+++ SOURCE MATERIAL
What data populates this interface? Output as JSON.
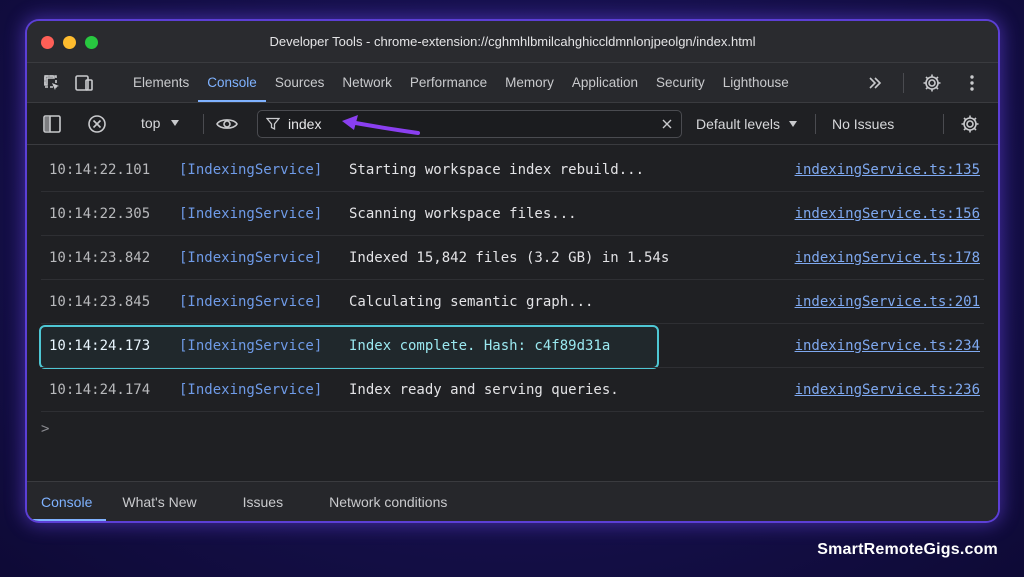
{
  "window": {
    "title": "Developer Tools - chrome-extension://cghmhlbmilcahghiccldmnlonjpeolgn/index.html"
  },
  "tabs": [
    {
      "label": "Elements"
    },
    {
      "label": "Console",
      "active": true
    },
    {
      "label": "Sources"
    },
    {
      "label": "Network"
    },
    {
      "label": "Performance"
    },
    {
      "label": "Memory"
    },
    {
      "label": "Application"
    },
    {
      "label": "Security"
    },
    {
      "label": "Lighthouse"
    }
  ],
  "toolbar": {
    "context": "top",
    "filter_value": "index",
    "levels": "Default levels",
    "issues": "No Issues"
  },
  "logs": [
    {
      "time": "10:14:22.101",
      "service": "[IndexingService]",
      "message": "Starting workspace index rebuild...",
      "source": "indexingService.ts:135"
    },
    {
      "time": "10:14:22.305",
      "service": "[IndexingService]",
      "message": "Scanning workspace files...",
      "source": "indexingService.ts:156"
    },
    {
      "time": "10:14:23.842",
      "service": "[IndexingService]",
      "message": "Indexed 15,842 files (3.2 GB) in 1.54s",
      "source": "indexingService.ts:178"
    },
    {
      "time": "10:14:23.845",
      "service": "[IndexingService]",
      "message": "Calculating semantic graph...",
      "source": "indexingService.ts:201"
    },
    {
      "time": "10:14:24.173",
      "service": "[IndexingService]",
      "message": "Index complete. Hash: c4f89d31a",
      "source": "indexingService.ts:234",
      "highlighted": true
    },
    {
      "time": "10:14:24.174",
      "service": "[IndexingService]",
      "message": "Index ready and serving queries.",
      "source": "indexingService.ts:236"
    }
  ],
  "prompt": ">",
  "drawer_tabs": [
    {
      "label": "Console",
      "active": true
    },
    {
      "label": "What's New"
    },
    {
      "label": "Issues"
    },
    {
      "label": "Network conditions"
    }
  ],
  "watermark": "SmartRemoteGigs.com",
  "colors": {
    "accent": "#7fb2ff",
    "highlight_border": "#4ec7d4",
    "annotation_arrow": "#8a3ff0",
    "frame_glow": "#5c3fd6"
  }
}
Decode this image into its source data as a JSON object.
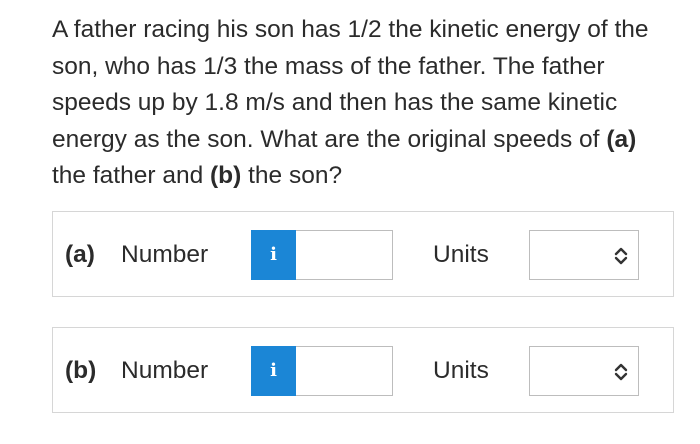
{
  "question": {
    "text_1": "A father racing his son has 1/2 the kinetic energy of the son, who has 1/3 the mass of the father. The father speeds up by 1.8 m/s and then has the same kinetic energy as the son. What are the original speeds of ",
    "part_a_ref": "(a)",
    "text_2": " the father and ",
    "part_b_ref": "(b)",
    "text_3": " the son?"
  },
  "answers": [
    {
      "part_label": "(a)",
      "number_label": "Number",
      "info_icon": "i",
      "number_value": "",
      "units_label": "Units",
      "units_value": ""
    },
    {
      "part_label": "(b)",
      "number_label": "Number",
      "info_icon": "i",
      "number_value": "",
      "units_label": "Units",
      "units_value": ""
    }
  ],
  "colors": {
    "info_button": "#1b86d6",
    "border": "#d6d6d6",
    "text": "#2b2b2b"
  }
}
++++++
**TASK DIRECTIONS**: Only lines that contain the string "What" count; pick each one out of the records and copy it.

**EXPECTED ANSWER**:
What data populates this interface? Output as JSON.
      "label": "What's New"
    "text_1": "A father racing his son has 1/2 the kinetic energy of the son, who has 1/3 the mass of the father. The father speeds up by 1.8 m/s and then has the same kinetic energy as the son. What are the original speeds of ",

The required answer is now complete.